Challenge of providing good service while social distancing

Social distancing can be difficult in service settings.

If you’re dining out this Valentine’s Day, spare a thought for the people putting your food on the table.

Hospitality has been one of the hardest hit sectors during the pandemic, and new research from the University of South Australia shows that even with an end to lockdowns, social distancing requirements are adding to the stress and difficulty faced by many people working in service roles.

The new study, published in The Journal of Service Theory and Practice, shows the challenges of adhering to social distancing requirements – and concerns about potential consequences of not doing so – are taking a heavy mental toll on many hospitality workers, eroding job satisfaction and increasing intention to leave the industry.

Lead author, Dr Frank Huo, from UniSA’s Centre for Workplace Excellence (CWeX), says many hospitality workers face great difficulty in balancing “COVID-safe” with “good service”, leading to disillusionment and dissatisfaction with their roles.

“The high physical-proximity nature of service industry jobs makes it difficult to practice social distancing at work, which jeopardises employees’ work engagement and career-related attitudes,” Dr Huo says.

“Work engagement – including taking pride and pleasure in your job and seeing future career prospects in the role – is a key factor in employee wellbeing, so situations that reduce work engagement can lead to negative vocational experiences, including career regret and turnover intention.”

While recognising the importance of social distancing measures in reducing the spread of COVID-19, Dr Huo says there is a need for greater understanding of their impact on service employees, and greater recognition of the ways in which employers and customers can help reduce that impact.

“In order to maintain service employees’ engagement and their positive career attitudes, managers may endeavour to reduce work demands incurred by social distancing difficulties,” Dr Huo says.

“Example strategies include limiting the number of patrons, implementing contactless payment and delivery systems, and providing employees with personal protective equipment.

“Furthermore, it is helpful to encourage customers’ co-production behaviours in service delivery so that they can help restaurant workers to practice social distancing during service.

“Emphasising the necessity and benefits of social distancing rules helps enhance employees’ acceptance of regulations, thereby reducing their perceived threat of social distancing difficulty.”

/UniSA Release.

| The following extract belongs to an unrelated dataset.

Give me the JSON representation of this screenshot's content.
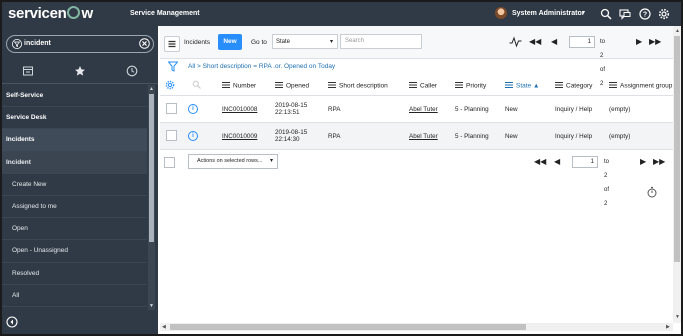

This material from the originating organization/author(s) may be of a point-in-time nature, edited for clarity, style and length. The views and opinions expressed are those of the author(s).View in full here.